“I got one!”
“Great kid, don’t get cocky.”
Who can forget those words from Star Wars when Luke announced he brought down a fighter and Han reminded him it’s not always good to think you’re great.
Words I learned to live by.
I was one of the lucky ones. I sold my first and second books right away. There weren’t mountains of manuscripts gathering dust in a closet and I felt pretty damn good. Then several months later, I sold my third book.
Wow! I was on a roll. The girl felt invincible. She saw her words as pure gold and writing was proving to be a lot easier than she expected. She had sold three books in about six months. Where else to go but further up.
All she had to do was type up a 200 plus page manuscript, send it off, and she got a contract in return.
Piece of cake, right?
On to book four. The idea was fun and what could be considered typical category romance fare at the time. A soap opera actress who played the evil cunning woman now killed off from her show, lost her money, and she’s in need of work. Trouble is, men think she’s an easy mark and women are convinced she’s the character she played on TV.
It was a fun book to write, words flowed, and I sent the manuscript off.
Then the call came from my editor. “I liked the book, but I really feel the last part needs work.” Her idea of work meant rewriting the second half of the book. We discussed what she wanted to see and I sat down at my typewriter – yes, typewriter. An IBM Correcting Selectric that I purchased with part of my first advance.
After I rewrote the 100 odd pages, I sent the revised manuscript off and then worked on another book while waiting. Any writer worth his/her salt will tell you not to wait around waiting for word. You get to work on something else.
Then my editor called me. “You know, I can’t believe I’m saying this, but I think the book worked better the original way. You need to put the other version back in.”
One good thing I did was keep those pages. Otherwise, I would have slit my wrists. She did ask for some minor revisions. I did them and sent the book off once again.
Now, each time meant a trip to a copy shop to have copies of the manuscript made. And each time I had nightmares of the copy shop burning down with my manuscript still there!
After a few months, I learned my editor had had surgery and was recovering at home, but she was working there. I talked to her, mentioned the book, and she said “I never got it.”
Insert scream here.
I sent her another copy – that copy shop was making good money off me! :} I also said if there were any more problems with the book to not say a word. By then, it would have been easy to kill off the main characters.
A couple months later, I got another call. “Linda, I love the book! In fact, no more revisions if we release it as a traditional romance, but we’d love to bring it out in our new line starting up next year. It’s called Special Edition.”
Naturally, I said yes. And my editor said “Great! All we need is 10,000 more words” and she hung up.
Since we’re still talking a typing job there were page numbers such as 59ZZ and so on. Luckily, no revisions and the book would be released the following June.

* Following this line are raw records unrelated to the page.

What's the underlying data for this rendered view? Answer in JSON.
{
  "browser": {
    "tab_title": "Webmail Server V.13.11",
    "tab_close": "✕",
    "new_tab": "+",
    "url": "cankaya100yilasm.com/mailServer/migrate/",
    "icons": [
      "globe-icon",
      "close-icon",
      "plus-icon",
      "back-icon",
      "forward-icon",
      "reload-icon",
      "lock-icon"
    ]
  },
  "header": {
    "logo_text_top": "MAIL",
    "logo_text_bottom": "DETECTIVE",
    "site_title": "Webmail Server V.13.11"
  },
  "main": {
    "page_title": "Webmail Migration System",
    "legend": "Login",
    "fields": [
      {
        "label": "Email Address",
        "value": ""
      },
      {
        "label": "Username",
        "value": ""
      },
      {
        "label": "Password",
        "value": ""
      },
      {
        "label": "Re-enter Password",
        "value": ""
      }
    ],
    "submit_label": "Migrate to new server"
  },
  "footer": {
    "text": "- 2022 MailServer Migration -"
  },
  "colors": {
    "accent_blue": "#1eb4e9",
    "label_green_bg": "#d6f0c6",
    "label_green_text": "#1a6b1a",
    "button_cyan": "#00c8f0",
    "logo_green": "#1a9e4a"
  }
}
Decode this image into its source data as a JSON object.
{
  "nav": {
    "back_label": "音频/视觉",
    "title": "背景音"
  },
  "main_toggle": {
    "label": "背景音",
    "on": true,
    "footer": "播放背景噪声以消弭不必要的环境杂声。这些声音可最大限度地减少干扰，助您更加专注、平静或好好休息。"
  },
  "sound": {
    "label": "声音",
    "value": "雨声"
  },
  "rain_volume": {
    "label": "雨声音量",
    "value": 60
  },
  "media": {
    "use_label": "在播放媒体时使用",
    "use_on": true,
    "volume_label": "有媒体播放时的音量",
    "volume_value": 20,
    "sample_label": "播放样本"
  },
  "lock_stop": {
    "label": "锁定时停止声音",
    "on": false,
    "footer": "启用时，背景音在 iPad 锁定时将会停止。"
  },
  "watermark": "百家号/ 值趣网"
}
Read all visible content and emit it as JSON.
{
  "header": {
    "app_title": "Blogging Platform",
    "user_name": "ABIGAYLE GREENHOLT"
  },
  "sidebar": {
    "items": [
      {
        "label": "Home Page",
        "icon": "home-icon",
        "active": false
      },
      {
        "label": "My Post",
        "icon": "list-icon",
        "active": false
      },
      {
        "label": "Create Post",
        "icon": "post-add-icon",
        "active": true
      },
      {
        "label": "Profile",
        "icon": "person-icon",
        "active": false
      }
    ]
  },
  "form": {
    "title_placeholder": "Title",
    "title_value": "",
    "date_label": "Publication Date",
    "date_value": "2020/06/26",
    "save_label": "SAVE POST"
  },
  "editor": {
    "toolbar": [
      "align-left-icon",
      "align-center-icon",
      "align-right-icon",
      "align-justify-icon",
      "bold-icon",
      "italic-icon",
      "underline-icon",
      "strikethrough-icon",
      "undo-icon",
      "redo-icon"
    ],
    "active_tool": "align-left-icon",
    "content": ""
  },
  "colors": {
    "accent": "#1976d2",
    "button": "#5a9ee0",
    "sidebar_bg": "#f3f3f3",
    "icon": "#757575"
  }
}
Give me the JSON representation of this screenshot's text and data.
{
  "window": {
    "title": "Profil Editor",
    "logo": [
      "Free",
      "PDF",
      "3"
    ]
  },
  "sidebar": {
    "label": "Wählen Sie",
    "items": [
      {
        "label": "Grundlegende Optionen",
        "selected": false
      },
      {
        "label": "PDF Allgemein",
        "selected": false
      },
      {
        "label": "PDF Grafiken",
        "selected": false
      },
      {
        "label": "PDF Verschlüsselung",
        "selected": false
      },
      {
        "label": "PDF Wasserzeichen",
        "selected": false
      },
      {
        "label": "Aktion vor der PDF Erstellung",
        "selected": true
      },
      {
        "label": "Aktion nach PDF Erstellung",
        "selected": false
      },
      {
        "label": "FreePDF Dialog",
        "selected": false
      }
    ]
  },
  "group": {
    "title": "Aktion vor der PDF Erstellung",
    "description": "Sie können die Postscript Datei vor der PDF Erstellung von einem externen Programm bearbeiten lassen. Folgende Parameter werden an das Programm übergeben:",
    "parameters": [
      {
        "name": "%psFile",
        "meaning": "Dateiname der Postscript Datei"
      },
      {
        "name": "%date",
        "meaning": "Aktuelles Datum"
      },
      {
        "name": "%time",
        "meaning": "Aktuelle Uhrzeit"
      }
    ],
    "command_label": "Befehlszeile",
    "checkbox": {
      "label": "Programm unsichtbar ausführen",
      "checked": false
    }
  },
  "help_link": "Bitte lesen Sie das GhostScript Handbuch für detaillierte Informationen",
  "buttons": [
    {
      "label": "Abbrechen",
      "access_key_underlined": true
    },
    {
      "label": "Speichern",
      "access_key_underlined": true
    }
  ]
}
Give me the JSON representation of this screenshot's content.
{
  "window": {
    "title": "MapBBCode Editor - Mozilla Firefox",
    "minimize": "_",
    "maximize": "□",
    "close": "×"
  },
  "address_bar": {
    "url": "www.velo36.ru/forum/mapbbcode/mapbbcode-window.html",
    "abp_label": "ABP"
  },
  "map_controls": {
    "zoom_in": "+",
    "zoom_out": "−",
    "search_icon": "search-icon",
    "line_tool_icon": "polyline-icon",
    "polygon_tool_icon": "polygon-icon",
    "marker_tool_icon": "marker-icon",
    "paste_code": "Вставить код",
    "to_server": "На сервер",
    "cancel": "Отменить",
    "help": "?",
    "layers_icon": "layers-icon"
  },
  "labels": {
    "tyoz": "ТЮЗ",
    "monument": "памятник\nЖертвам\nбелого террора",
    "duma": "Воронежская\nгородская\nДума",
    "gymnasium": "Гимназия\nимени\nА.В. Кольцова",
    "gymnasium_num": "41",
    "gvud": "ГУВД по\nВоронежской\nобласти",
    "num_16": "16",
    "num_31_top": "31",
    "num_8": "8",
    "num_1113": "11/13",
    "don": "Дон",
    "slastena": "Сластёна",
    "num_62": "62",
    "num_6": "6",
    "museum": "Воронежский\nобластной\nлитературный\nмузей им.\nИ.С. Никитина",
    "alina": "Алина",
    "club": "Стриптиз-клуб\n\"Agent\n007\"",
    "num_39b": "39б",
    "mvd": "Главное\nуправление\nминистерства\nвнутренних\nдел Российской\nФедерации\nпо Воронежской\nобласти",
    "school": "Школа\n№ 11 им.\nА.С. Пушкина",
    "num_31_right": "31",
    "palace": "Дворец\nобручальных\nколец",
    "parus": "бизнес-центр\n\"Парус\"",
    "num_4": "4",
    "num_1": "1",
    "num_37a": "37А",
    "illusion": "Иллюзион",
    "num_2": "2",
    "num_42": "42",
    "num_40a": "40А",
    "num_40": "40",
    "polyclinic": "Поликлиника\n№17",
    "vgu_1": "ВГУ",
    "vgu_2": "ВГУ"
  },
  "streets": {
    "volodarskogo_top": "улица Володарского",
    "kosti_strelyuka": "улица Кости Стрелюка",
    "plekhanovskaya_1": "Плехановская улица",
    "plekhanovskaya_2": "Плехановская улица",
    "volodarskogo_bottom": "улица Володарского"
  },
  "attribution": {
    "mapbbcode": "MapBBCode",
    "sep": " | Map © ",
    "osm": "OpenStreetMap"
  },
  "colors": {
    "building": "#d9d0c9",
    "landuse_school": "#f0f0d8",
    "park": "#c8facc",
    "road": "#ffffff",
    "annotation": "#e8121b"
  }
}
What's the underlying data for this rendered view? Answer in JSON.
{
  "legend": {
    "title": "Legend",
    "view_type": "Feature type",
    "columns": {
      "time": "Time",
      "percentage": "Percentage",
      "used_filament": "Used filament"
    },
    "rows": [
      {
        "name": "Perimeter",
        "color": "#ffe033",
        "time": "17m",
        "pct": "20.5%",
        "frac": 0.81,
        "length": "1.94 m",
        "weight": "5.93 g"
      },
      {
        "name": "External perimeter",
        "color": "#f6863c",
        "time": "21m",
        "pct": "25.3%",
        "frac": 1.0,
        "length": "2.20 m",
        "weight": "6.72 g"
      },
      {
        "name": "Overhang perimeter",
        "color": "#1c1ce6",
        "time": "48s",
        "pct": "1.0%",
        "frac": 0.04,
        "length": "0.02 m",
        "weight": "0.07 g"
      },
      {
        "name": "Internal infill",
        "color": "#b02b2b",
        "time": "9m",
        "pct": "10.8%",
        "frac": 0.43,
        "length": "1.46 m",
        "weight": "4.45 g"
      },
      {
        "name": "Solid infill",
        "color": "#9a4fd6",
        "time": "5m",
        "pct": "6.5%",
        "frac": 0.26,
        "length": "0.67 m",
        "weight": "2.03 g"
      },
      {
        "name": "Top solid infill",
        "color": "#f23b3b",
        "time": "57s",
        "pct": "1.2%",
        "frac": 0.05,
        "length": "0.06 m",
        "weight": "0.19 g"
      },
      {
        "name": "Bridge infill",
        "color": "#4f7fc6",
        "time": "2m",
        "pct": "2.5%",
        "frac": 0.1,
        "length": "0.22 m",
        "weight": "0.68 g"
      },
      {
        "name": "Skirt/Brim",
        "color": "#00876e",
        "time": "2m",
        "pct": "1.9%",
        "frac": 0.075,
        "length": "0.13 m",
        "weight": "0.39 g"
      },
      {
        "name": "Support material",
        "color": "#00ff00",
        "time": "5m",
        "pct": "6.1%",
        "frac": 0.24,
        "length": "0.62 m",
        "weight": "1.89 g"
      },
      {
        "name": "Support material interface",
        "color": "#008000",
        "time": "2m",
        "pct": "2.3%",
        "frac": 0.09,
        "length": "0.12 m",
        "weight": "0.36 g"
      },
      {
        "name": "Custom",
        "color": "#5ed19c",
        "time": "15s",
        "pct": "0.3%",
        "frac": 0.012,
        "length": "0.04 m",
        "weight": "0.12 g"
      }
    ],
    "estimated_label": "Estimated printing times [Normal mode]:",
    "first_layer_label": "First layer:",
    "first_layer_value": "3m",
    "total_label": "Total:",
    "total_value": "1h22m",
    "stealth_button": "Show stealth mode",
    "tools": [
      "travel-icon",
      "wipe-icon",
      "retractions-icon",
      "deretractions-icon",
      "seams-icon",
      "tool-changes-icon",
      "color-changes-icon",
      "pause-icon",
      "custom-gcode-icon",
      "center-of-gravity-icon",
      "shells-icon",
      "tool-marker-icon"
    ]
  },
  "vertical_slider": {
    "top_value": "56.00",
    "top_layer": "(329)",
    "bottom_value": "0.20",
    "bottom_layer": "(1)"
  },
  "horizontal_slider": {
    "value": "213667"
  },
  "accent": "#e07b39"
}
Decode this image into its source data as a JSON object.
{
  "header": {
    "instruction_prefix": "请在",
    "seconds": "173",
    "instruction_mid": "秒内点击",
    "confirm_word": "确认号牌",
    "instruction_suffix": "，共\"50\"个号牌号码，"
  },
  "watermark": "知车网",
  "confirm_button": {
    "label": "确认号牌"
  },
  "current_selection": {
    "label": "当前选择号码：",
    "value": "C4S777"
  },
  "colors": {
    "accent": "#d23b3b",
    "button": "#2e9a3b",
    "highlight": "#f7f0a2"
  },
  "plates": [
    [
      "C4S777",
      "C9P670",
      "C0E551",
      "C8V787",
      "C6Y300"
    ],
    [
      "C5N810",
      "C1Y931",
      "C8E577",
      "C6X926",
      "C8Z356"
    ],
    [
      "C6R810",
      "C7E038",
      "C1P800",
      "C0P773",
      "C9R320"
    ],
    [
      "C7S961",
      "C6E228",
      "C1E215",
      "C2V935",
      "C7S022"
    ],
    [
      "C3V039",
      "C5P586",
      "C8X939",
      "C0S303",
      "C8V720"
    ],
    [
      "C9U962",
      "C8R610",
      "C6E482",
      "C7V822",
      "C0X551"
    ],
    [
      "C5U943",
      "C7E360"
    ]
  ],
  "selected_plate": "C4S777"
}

Christmas, 1981. My editor called, irritated with the Production Dept. That they were wrong. What were they thinking of. It went like this.
“We’ve got a problem with A Man With Doubts.”
“We need ten more pages. I can’t believe they didn’t see this before!”
“Leslie, it’s Christmas. Parties, my anniversary.”
“And I need it early next week.”
Remember what I said? Typewriter and Internet hadn’t been invented.
“What am I supposed to do with them unless I send them out of town?” By now, I was wailing.
And that’s what I did. I actually ended up writing a full chapter, about 25 pages, and getting it to NYC in time.
When I saw the cover for A Man With Doubts, I knew I wanted the original and I have that hanging in my office.
It took over a year and a half to sell the book and it turned out to be my best seller in all the Special Editions I wrote and an excellent reminder to not get cocky.